Skip to Main Content


The deep-water Wilcox trend covers more than 34,000 mi2, extending across the Alaminos Canyon, Keathley Canyon, and Walker Ridge protraction areas, plus parts of adjacent protraction areas and Mexican territorial waters. Discoveries are in turbidite sands that have been deposited in lower slope channels and ponded fans to regionally extensive basin floor fan systems. Primary trap styles are compressional Louann saltcored symmetrical box folds, symmetrical salt pillows, and asymmetrical salt cored thrust anticlines. More than 20 wildcat wells have been drilled in the Wilcox Trend. Recoverable reserves for each of the 12 announced discoveries range from 40 to 500 million barrels of oil (MMBO). Ultimately, the Wilcox trend has the potential for recovering 3 to 15 billion barrels of oil reserves (BBO) from these discoveries and additional untested structures. Many technical issues need to be resolved to move the billions of barrels of resources trapped in deep-water Wilcox structures to recoverable economic reserves. Exploration challenges include well depths up to 35,000 feet subsea, water depths ranging from 4,000 to 10,000 feet, and salt canopies from 7,000 to more than 20,000 feet thick. Allochthonous salt covers 90% of the trend, complicating regional reconstructions and resolution of individual structures. Appraisal challenges include: delineating and modeling reservoir quality, sand distribution, and flow capability; improving complex sub-salt images; and developing cost effective drilling, completion, facility, and infrastructure designs.

You do not currently have access to this chapter.

Figures & Tables

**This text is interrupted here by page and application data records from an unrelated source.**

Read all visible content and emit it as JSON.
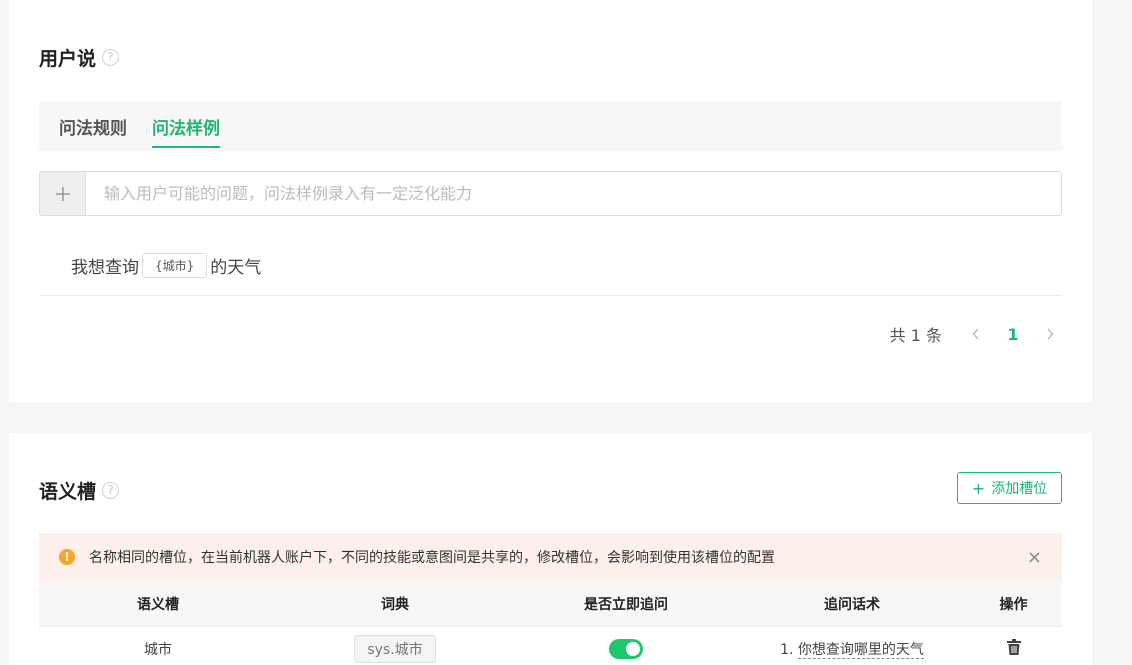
{
  "utterance_section": {
    "title": "用户说",
    "help": "?",
    "tabs": [
      {
        "label": "问法规则",
        "active": false
      },
      {
        "label": "问法样例",
        "active": true
      }
    ],
    "input_placeholder": "输入用户可能的问题，问法样例录入有一定泛化能力",
    "example": {
      "prefix": "我想查询",
      "slot": "{城市}",
      "suffix": "的天气"
    },
    "pagination": {
      "total_text": "共 1 条",
      "prev": "‹",
      "current_page": "1",
      "next": "›"
    }
  },
  "slot_section": {
    "title": "语义槽",
    "help": "?",
    "add_button": "添加槽位",
    "add_icon": "+",
    "alert": {
      "icon": "!",
      "text": "名称相同的槽位，在当前机器人账户下，不同的技能或意图间是共享的，修改槽位，会影响到使用该槽位的配置",
      "close": "×"
    },
    "table": {
      "headers": [
        "语义槽",
        "词典",
        "是否立即追问",
        "追问话术",
        "操作"
      ],
      "rows": [
        {
          "slot": "城市",
          "dict": "sys.城市",
          "ask_immediately": true,
          "followup_index": "1.",
          "followup": "你想查询哪里的天气"
        }
      ]
    }
  },
  "colors": {
    "accent": "#1fb573",
    "toggle_on": "#1fc66e",
    "alert_bg": "#fdf0eb",
    "warn": "#f5a623"
  }
}
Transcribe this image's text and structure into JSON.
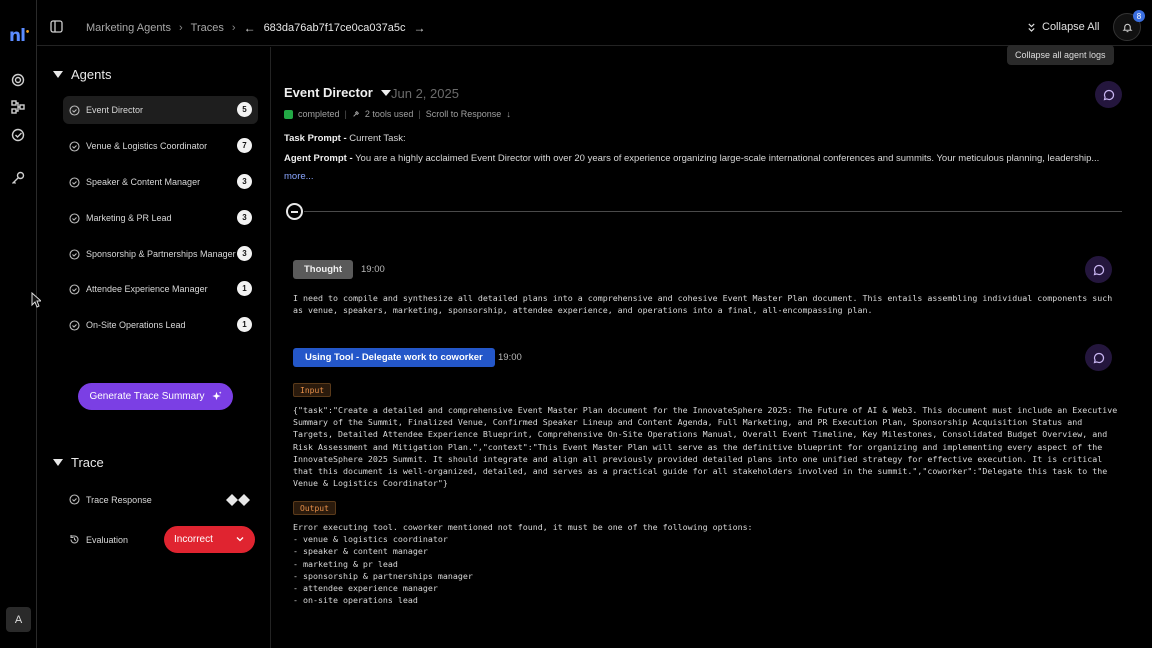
{
  "app": {
    "logo_text": "nl"
  },
  "header": {
    "breadcrumbs": [
      "Marketing Agents",
      "Traces"
    ],
    "trace_id": "683da76ab7f17ce0ca037a5c",
    "collapse_all_label": "Collapse All",
    "collapse_tooltip": "Collapse all agent logs",
    "notification_count": "8"
  },
  "sidebar": {
    "agents_heading": "Agents",
    "agents": [
      {
        "label": "Event Director",
        "count": "5"
      },
      {
        "label": "Venue & Logistics Coordinator",
        "count": "7"
      },
      {
        "label": "Speaker & Content Manager",
        "count": "3"
      },
      {
        "label": "Marketing & PR Lead",
        "count": "3"
      },
      {
        "label": "Sponsorship & Partnerships Manager",
        "count": "3"
      },
      {
        "label": "Attendee Experience Manager",
        "count": "1"
      },
      {
        "label": "On-Site Operations Lead",
        "count": "1"
      }
    ],
    "generate_button": "Generate Trace Summary",
    "trace_heading": "Trace",
    "trace_response_label": "Trace Response",
    "evaluation_label": "Evaluation",
    "evaluation_value": "Incorrect",
    "avatar_initial": "A"
  },
  "main": {
    "agent_name": "Event Director",
    "date": "Jun 2, 2025",
    "status": "completed",
    "tools_used": "2 tools used",
    "scroll_link": "Scroll to Response",
    "task_prompt_label": "Task Prompt -",
    "task_prompt_text": " Current Task:",
    "agent_prompt_label": "Agent Prompt -",
    "agent_prompt_text": " You are a highly acclaimed Event Director with over 20 years of experience organizing large-scale international conferences and summits. Your meticulous planning, leadership...",
    "more_link": "more...",
    "thought_tag": "Thought",
    "thought_time": "19:00",
    "thought_text": "I need to compile and synthesize all detailed plans into a comprehensive and cohesive Event Master Plan document. This entails assembling individual components such\nas venue, speakers, marketing, sponsorship, attendee experience, and operations into a final, all-encompassing plan.",
    "tool_tag": "Using Tool - Delegate work to coworker",
    "tool_time": "19:00",
    "input_tag": "Input",
    "input_text": "{\"task\":\"Create a detailed and comprehensive Event Master Plan document for the InnovateSphere 2025: The Future of AI & Web3. This document must include an Executive\nSummary of the Summit, Finalized Venue, Confirmed Speaker Lineup and Content Agenda, Full Marketing, and PR Execution Plan, Sponsorship Acquisition Status and\nTargets, Detailed Attendee Experience Blueprint, Comprehensive On-Site Operations Manual, Overall Event Timeline, Key Milestones, Consolidated Budget Overview, and\nRisk Assessment and Mitigation Plan.\",\"context\":\"This Event Master Plan will serve as the definitive blueprint for organizing and implementing every aspect of the\nInnovateSphere 2025 Summit. It should integrate and align all previously provided detailed plans into one unified strategy for effective execution. It is critical\nthat this document is well-organized, detailed, and serves as a practical guide for all stakeholders involved in the summit.\",\"coworker\":\"Delegate this task to the\nVenue & Logistics Coordinator\"}",
    "output_tag": "Output",
    "output_text": "Error executing tool. coworker mentioned not found, it must be one of the following options:\n- venue & logistics coordinator\n- speaker & content manager\n- marketing & pr lead\n- sponsorship & partnerships manager\n- attendee experience manager\n- on-site operations lead"
  },
  "colors": {
    "accent_purple": "#7b3fe4",
    "tool_blue": "#2457c9",
    "incorrect_red": "#e02430",
    "completed_green": "#22a845"
  }
}
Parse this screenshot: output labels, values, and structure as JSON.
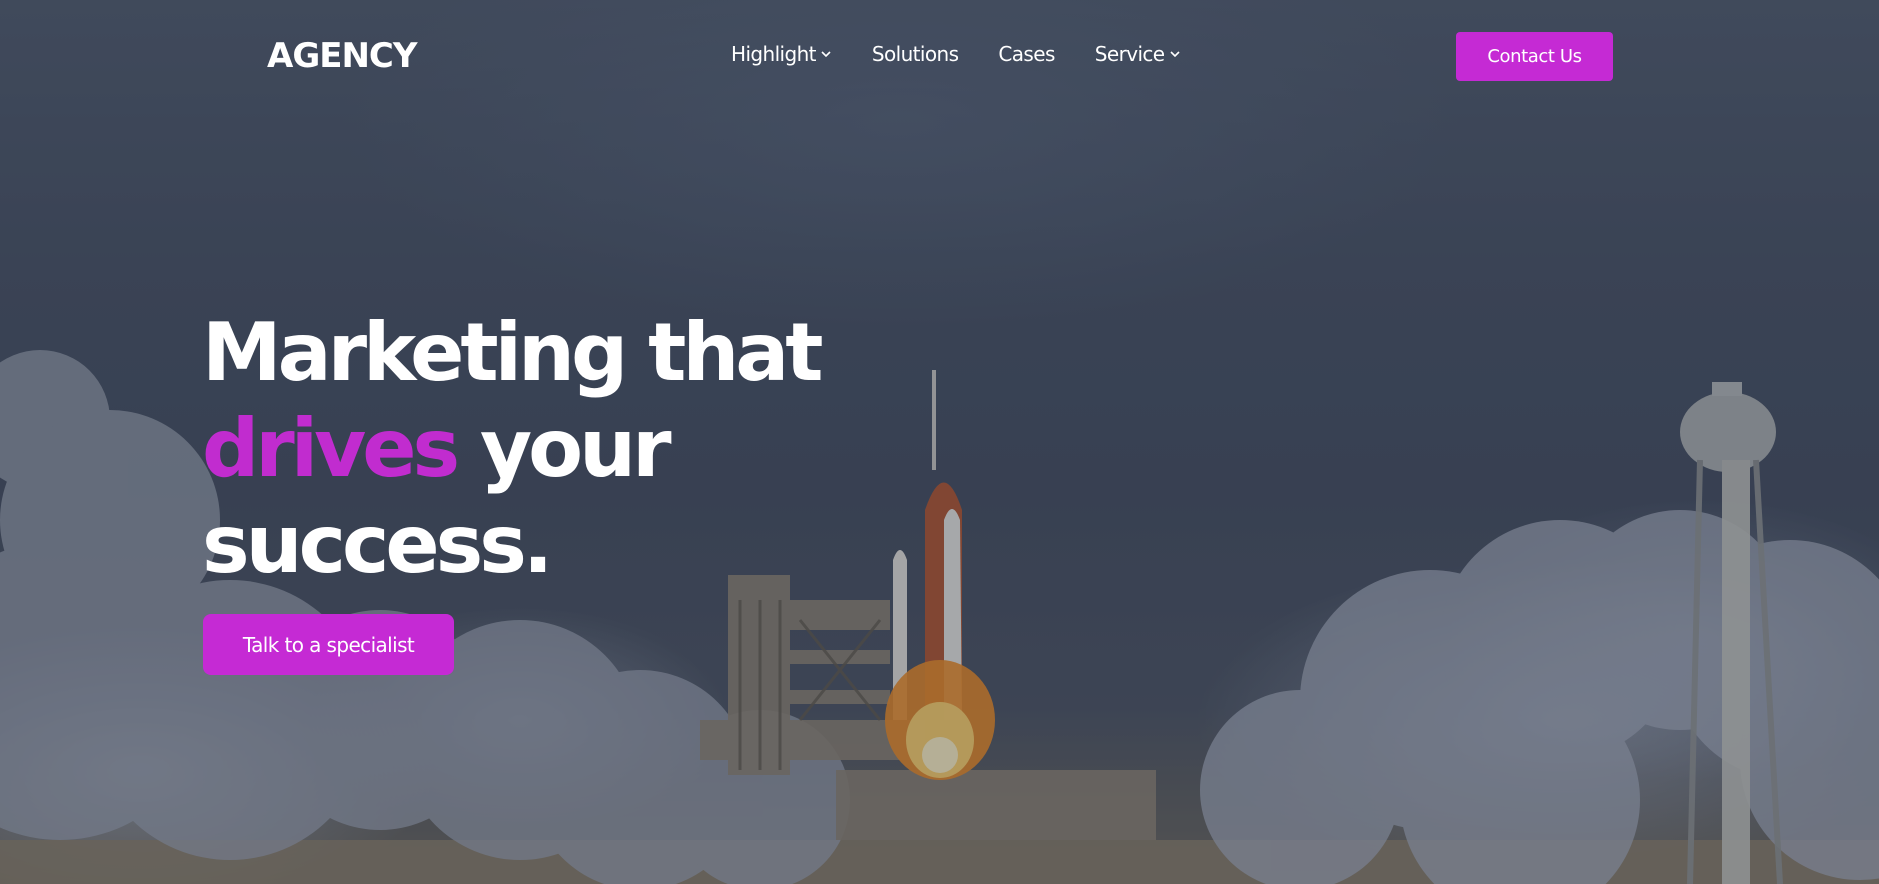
{
  "brand": {
    "logo_text": "AGENCY"
  },
  "nav": {
    "items": [
      {
        "label": "Highlight",
        "has_dropdown": true
      },
      {
        "label": "Solutions",
        "has_dropdown": false
      },
      {
        "label": "Cases",
        "has_dropdown": false
      },
      {
        "label": "Service",
        "has_dropdown": true
      }
    ],
    "contact_label": "Contact Us"
  },
  "hero": {
    "title_line1": "Marketing that",
    "title_accent": "drives",
    "title_line2_rest": " your",
    "title_line3": "success.",
    "cta_label": "Talk to a specialist",
    "background_image": "rocket-launch-photo"
  },
  "colors": {
    "accent": "#c52ad4",
    "text": "#ffffff",
    "overlay": "#3f485a"
  }
}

Citing Books via

Close Modal
This Feature Is Available To Subscribers Only

Sign In or Create an Account

Close Modal
Close Modal